▶ _Data for review_:
_ _ _ _

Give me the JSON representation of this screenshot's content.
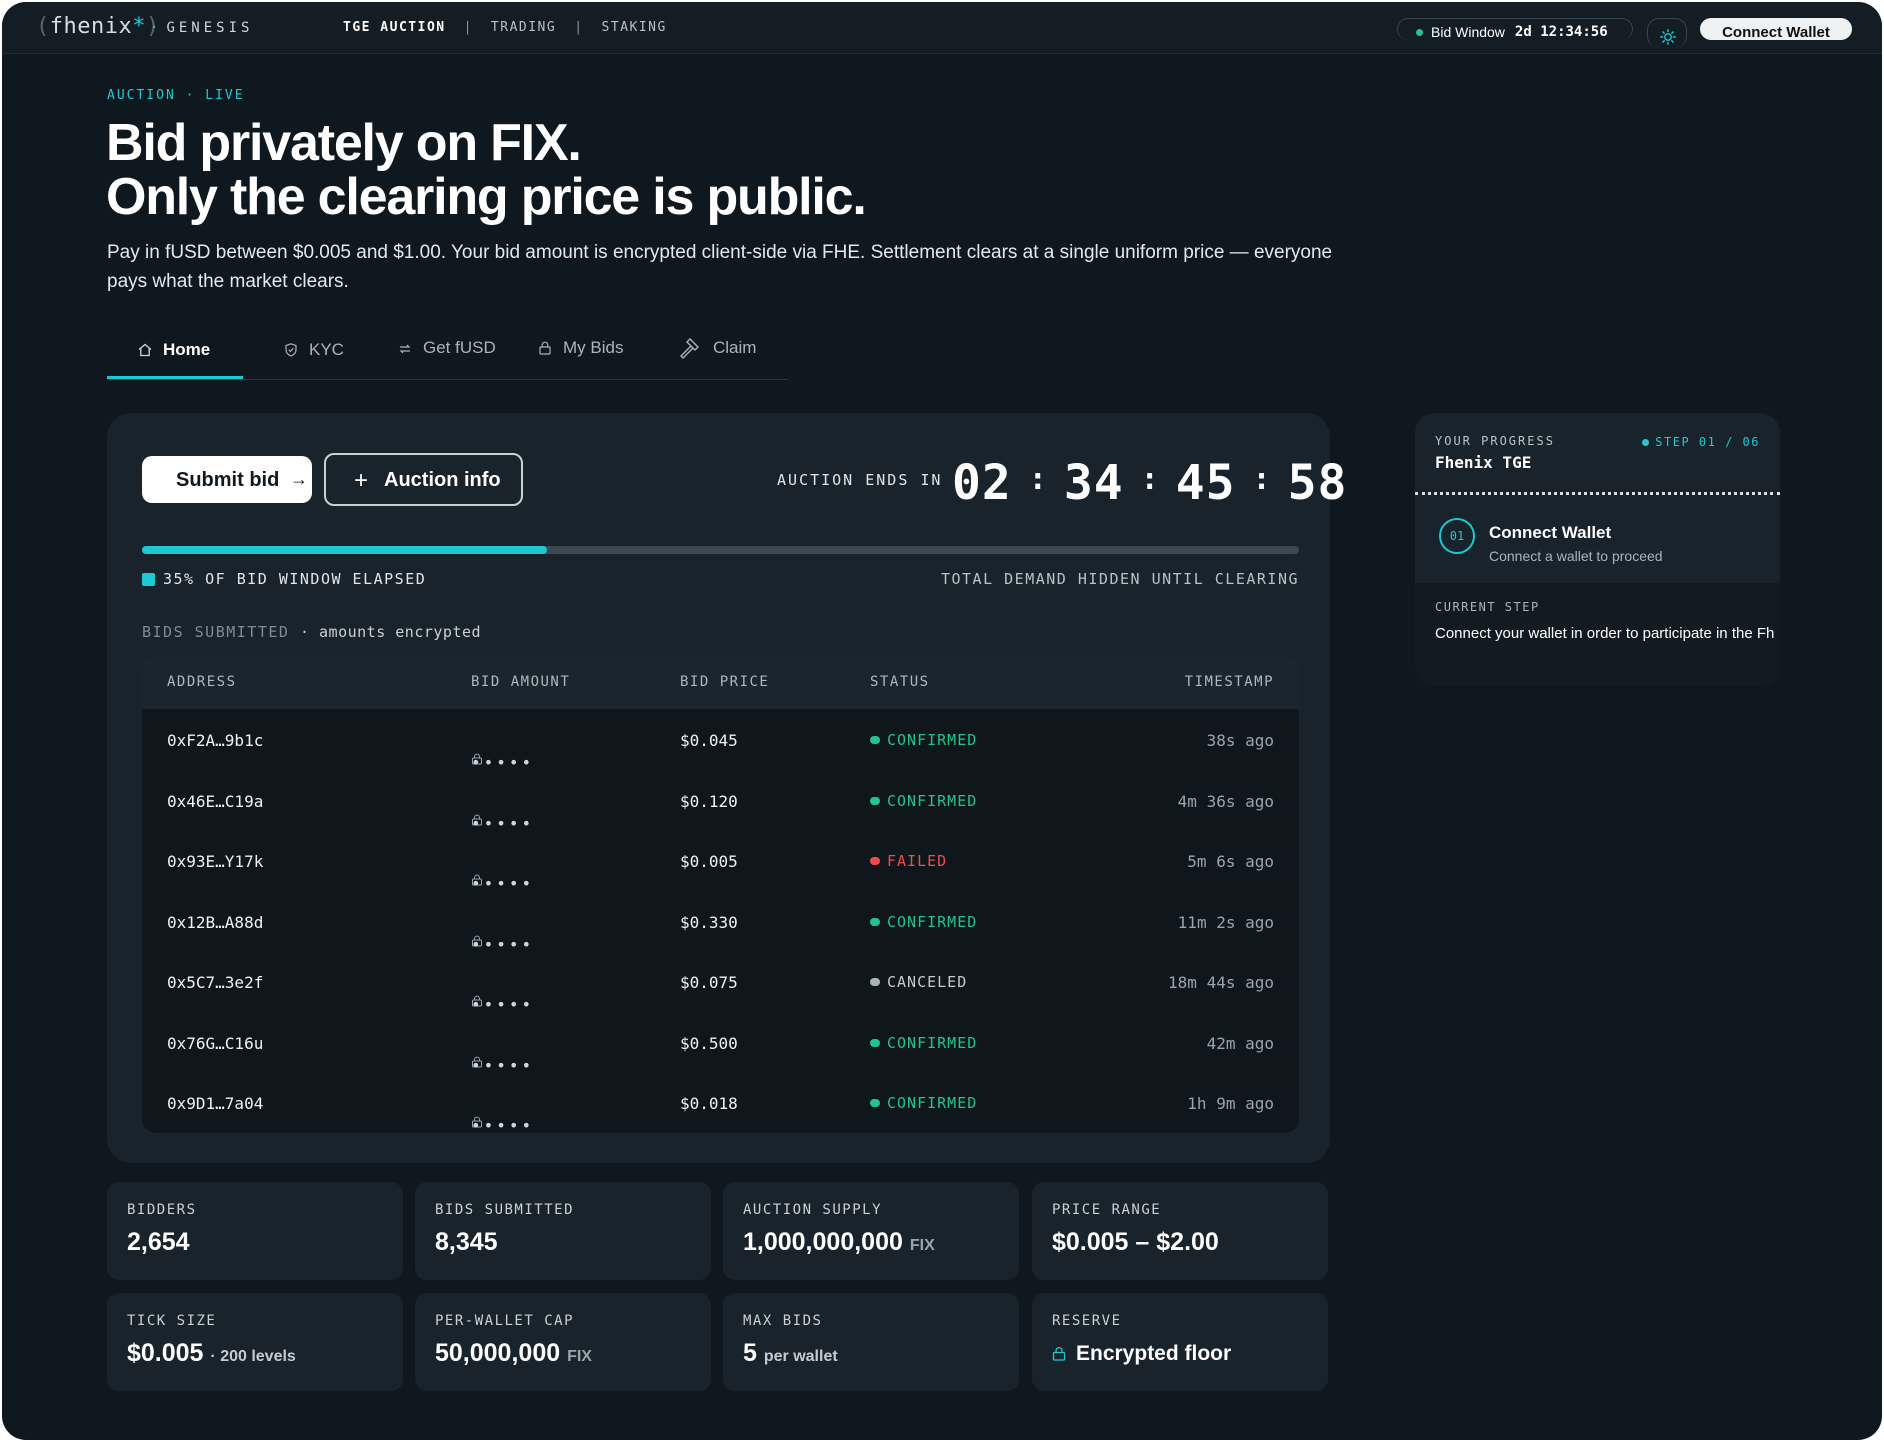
{
  "topbar": {
    "logo": "fhenix",
    "brand": "GENESIS",
    "nav": [
      "TGE AUCTION",
      "TRADING",
      "STAKING"
    ],
    "nav_sep": "|",
    "bid_window_label": "Bid Window",
    "bid_window_time": "2d 12:34:56",
    "connect_label": "Connect Wallet"
  },
  "hero": {
    "eyebrow": "AUCTION · LIVE",
    "title_line1": "Bid privately on FIX.",
    "title_line2": "Only the clearing price is public.",
    "lead": "Pay in fUSD between $0.005 and $1.00. Your bid amount is encrypted client-side via FHE. Settlement clears at a single uniform price — everyone pays what the market clears."
  },
  "tabs": [
    {
      "label": "Home",
      "icon": "home-icon",
      "active": true
    },
    {
      "label": "KYC",
      "icon": "shield-icon"
    },
    {
      "label": "Get fUSD",
      "icon": "swap-icon"
    },
    {
      "label": "My Bids",
      "icon": "lock-icon"
    },
    {
      "label": "Claim",
      "icon": "gavel-icon"
    }
  ],
  "actions": {
    "submit_label": "Submit bid",
    "info_label": "Auction info"
  },
  "countdown": {
    "label": "AUCTION ENDS IN",
    "values": [
      "02",
      "34",
      "45",
      "58"
    ]
  },
  "progress": {
    "fraction": 0.35,
    "left_label": "35% OF BID WINDOW ELAPSED",
    "right_label": "TOTAL DEMAND HIDDEN UNTIL CLEARING"
  },
  "bids": {
    "label": "BIDS SUBMITTED",
    "sublabel": "· amounts encrypted",
    "headers": [
      "ADDRESS",
      "BID AMOUNT",
      "BID PRICE",
      "STATUS",
      "TIMESTAMP"
    ],
    "masked": "•••••",
    "rows": [
      {
        "address": "0xF2A…9b1c",
        "price": "$0.045",
        "status": "CONFIRMED",
        "kind": "ok",
        "time": "38s ago"
      },
      {
        "address": "0x46E…C19a",
        "price": "$0.120",
        "status": "CONFIRMED",
        "kind": "ok",
        "time": "4m 36s ago"
      },
      {
        "address": "0x93E…Y17k",
        "price": "$0.005",
        "status": "FAILED",
        "kind": "fail",
        "time": "5m 6s ago"
      },
      {
        "address": "0x12B…A88d",
        "price": "$0.330",
        "status": "CONFIRMED",
        "kind": "ok",
        "time": "11m 2s ago"
      },
      {
        "address": "0x5C7…3e2f",
        "price": "$0.075",
        "status": "CANCELED",
        "kind": "canc",
        "time": "18m 44s ago"
      },
      {
        "address": "0x76G…C16u",
        "price": "$0.500",
        "status": "CONFIRMED",
        "kind": "ok",
        "time": "42m ago"
      },
      {
        "address": "0x9D1…7a04",
        "price": "$0.018",
        "status": "CONFIRMED",
        "kind": "ok",
        "time": "1h 9m ago"
      }
    ]
  },
  "stats": [
    {
      "label": "BIDDERS",
      "value": "2,654",
      "unit": ""
    },
    {
      "label": "BIDS SUBMITTED",
      "value": "8,345",
      "unit": ""
    },
    {
      "label": "AUCTION SUPPLY",
      "value": "1,000,000,000",
      "unit": "FIX"
    },
    {
      "label": "PRICE RANGE",
      "value": "$0.005 – $2.00",
      "unit": ""
    },
    {
      "label": "TICK SIZE",
      "value": "$0.005",
      "unit": "· 200 levels"
    },
    {
      "label": "PER-WALLET CAP",
      "value": "50,000,000",
      "unit": "FIX"
    },
    {
      "label": "MAX BIDS",
      "value": "5",
      "unit": "per wallet"
    },
    {
      "label": "RESERVE",
      "value": "Encrypted floor",
      "unit": ""
    }
  ],
  "progress_panel": {
    "label": "YOUR PROGRESS",
    "title": "Fhenix TGE",
    "step": "STEP 01 / 06",
    "step_number": "01",
    "step_title": "Connect Wallet",
    "step_sub": "Connect a wallet to proceed",
    "current_label": "CURRENT STEP",
    "current_text": "Connect your wallet in order to participate in the Fh"
  },
  "colors": {
    "accent": "#1ec8d3",
    "confirmed": "#22c38e",
    "failed": "#ef4b4b",
    "background": "#0f181e"
  }
}
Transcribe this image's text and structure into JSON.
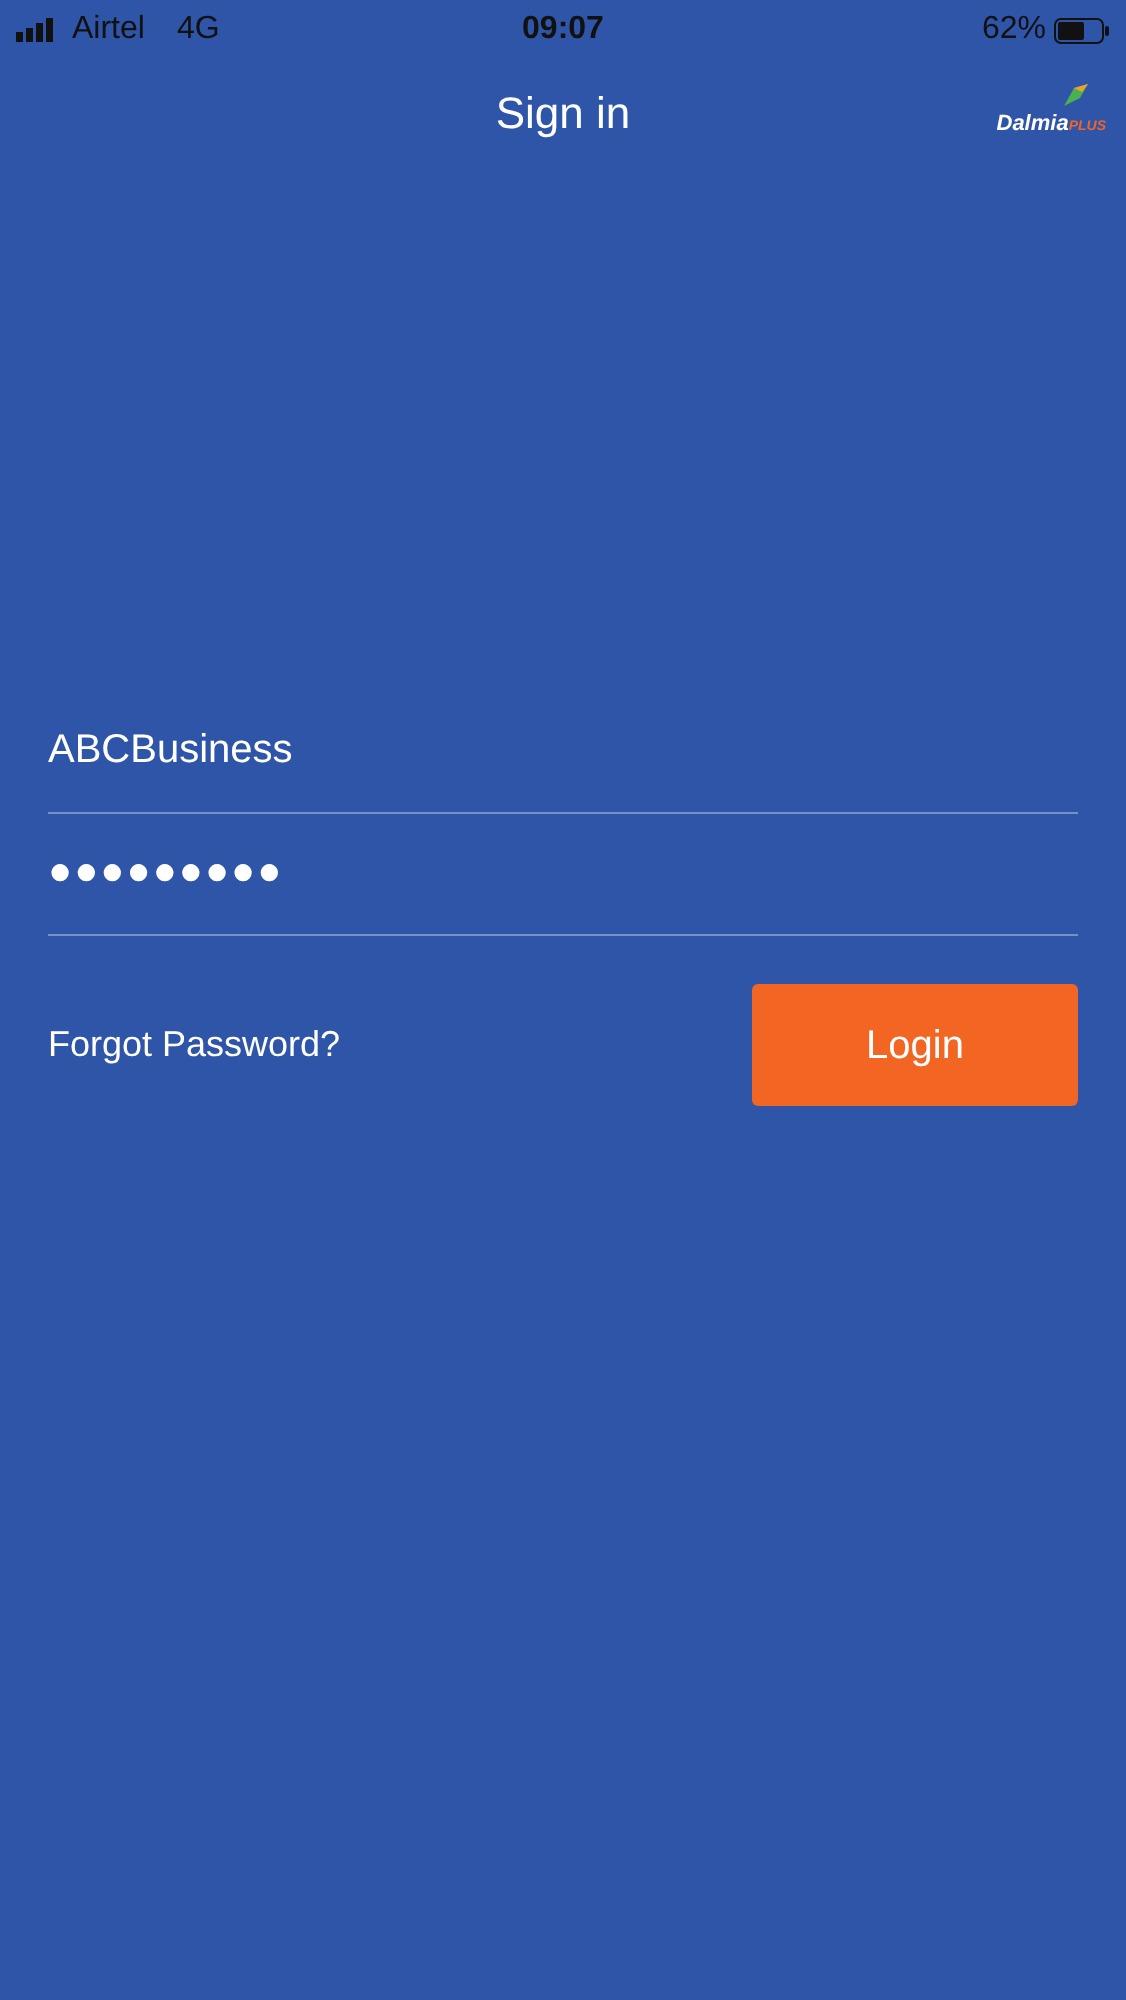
{
  "status_bar": {
    "carrier": "Airtel",
    "network": "4G",
    "time": "09:07",
    "battery": "62%"
  },
  "nav": {
    "title": "Sign in",
    "logo": {
      "name": "Dalmia",
      "suffix": "PLUS"
    }
  },
  "form": {
    "username": "ABCBusiness",
    "password": "●●●●●●●●●",
    "forgot_link": "Forgot Password?",
    "login_button": "Login"
  }
}
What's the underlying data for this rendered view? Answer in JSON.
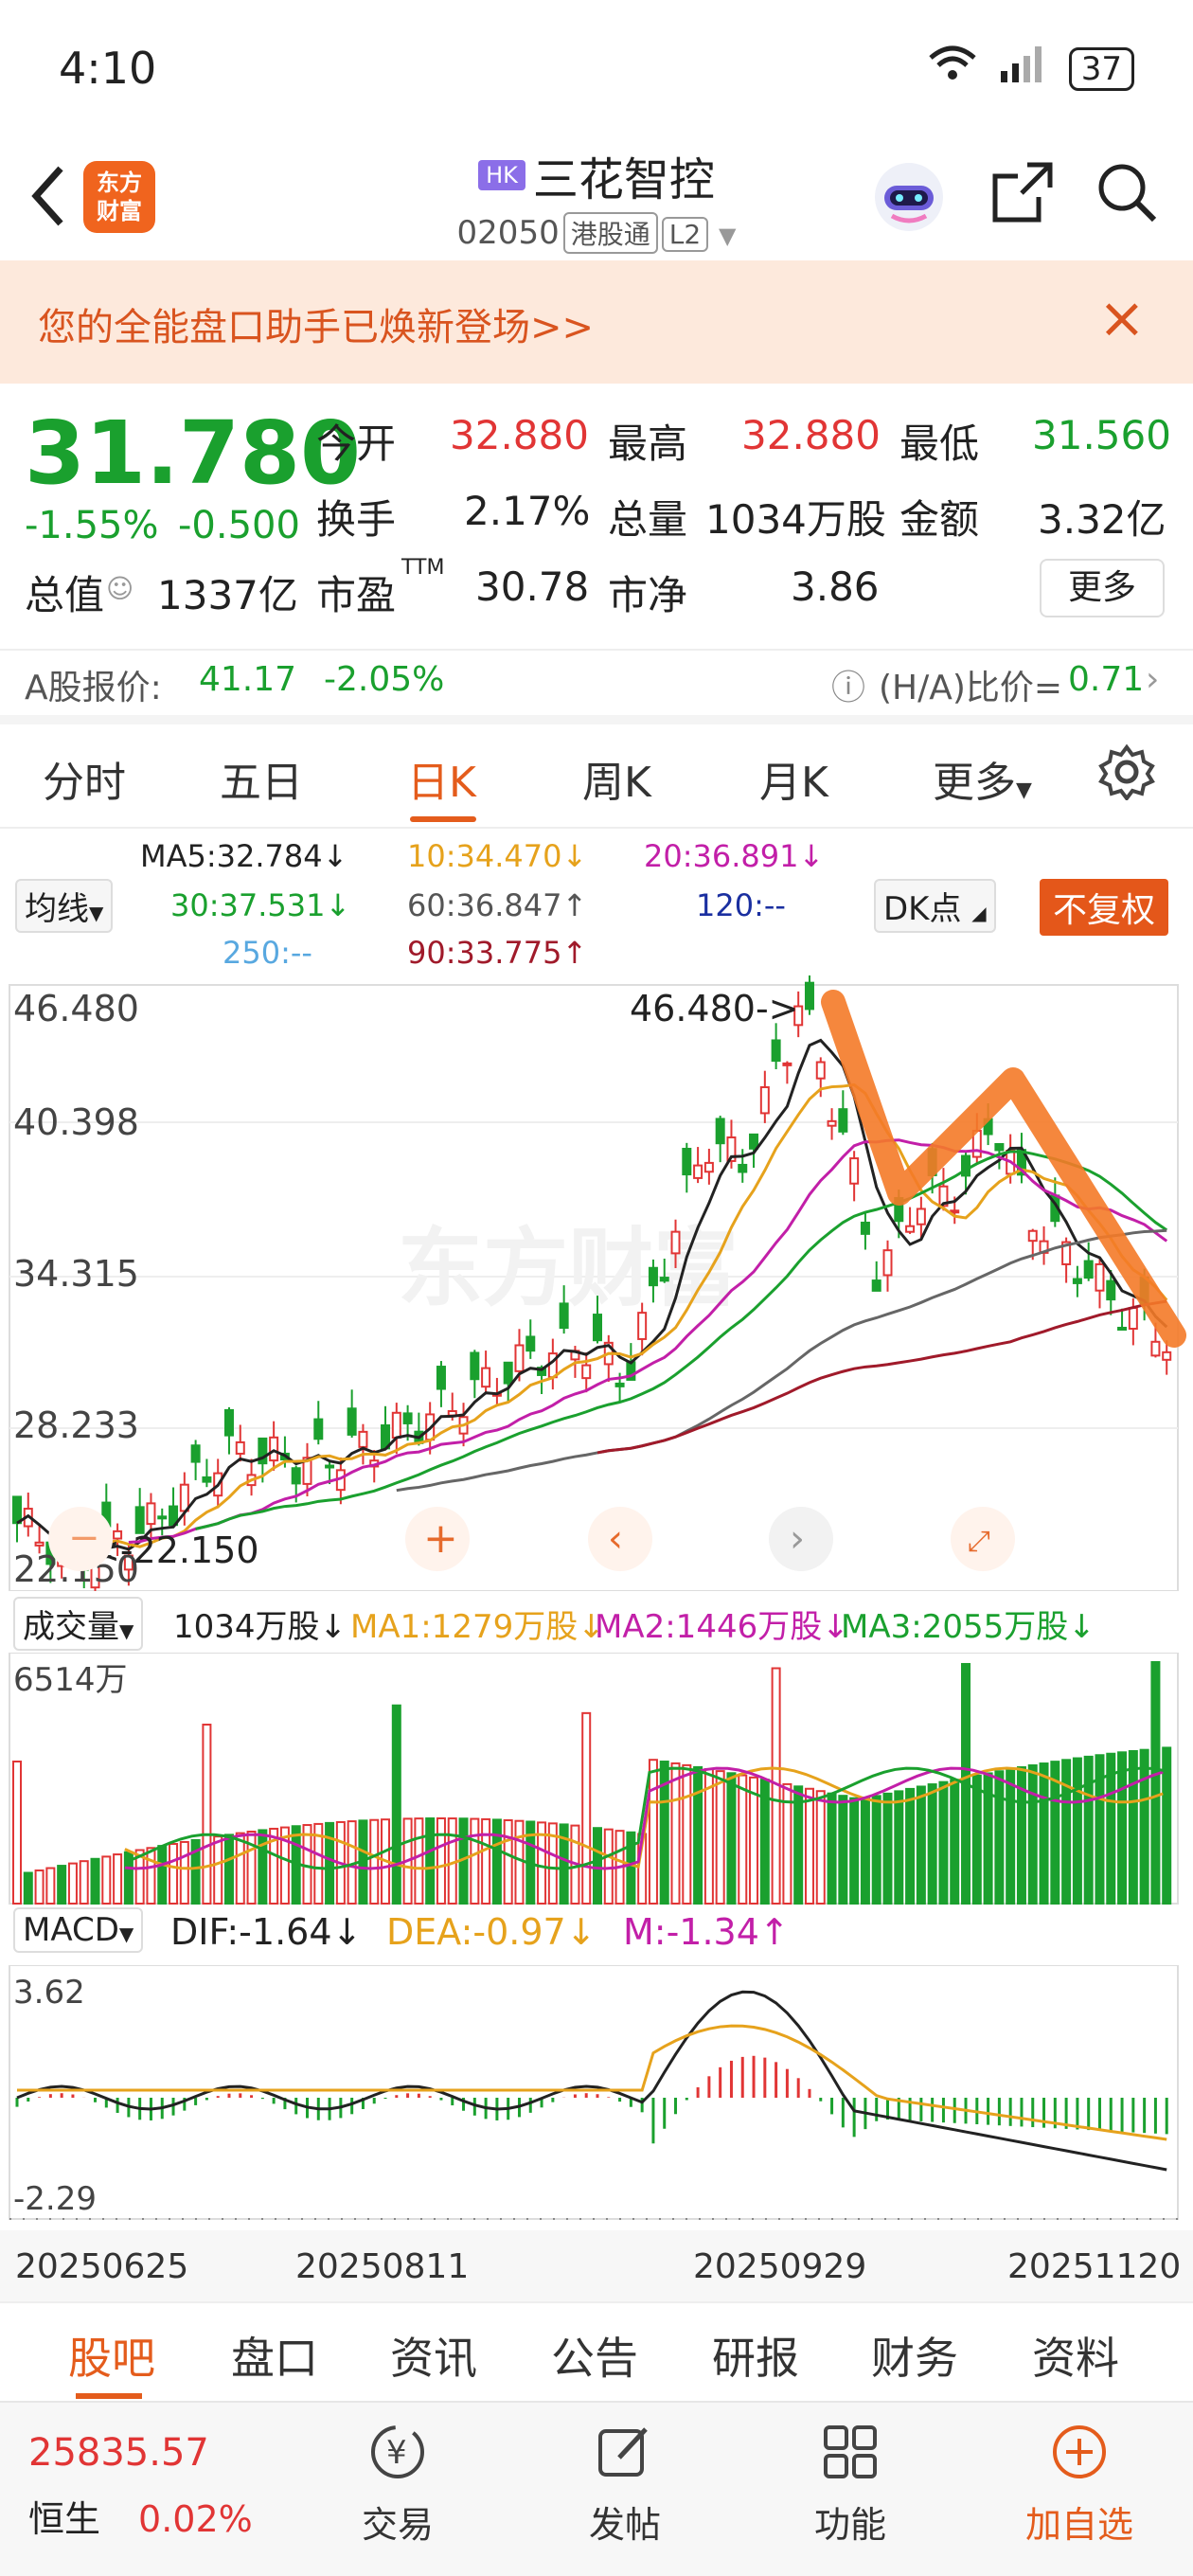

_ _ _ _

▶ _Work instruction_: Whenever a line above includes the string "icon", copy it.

▶ _Exercise response_:
      "icon": "home-icon",
      "icon": "shield-icon"
      "icon": "swap-icon"
      "icon": "lock-icon"
      "icon": "gavel-icon"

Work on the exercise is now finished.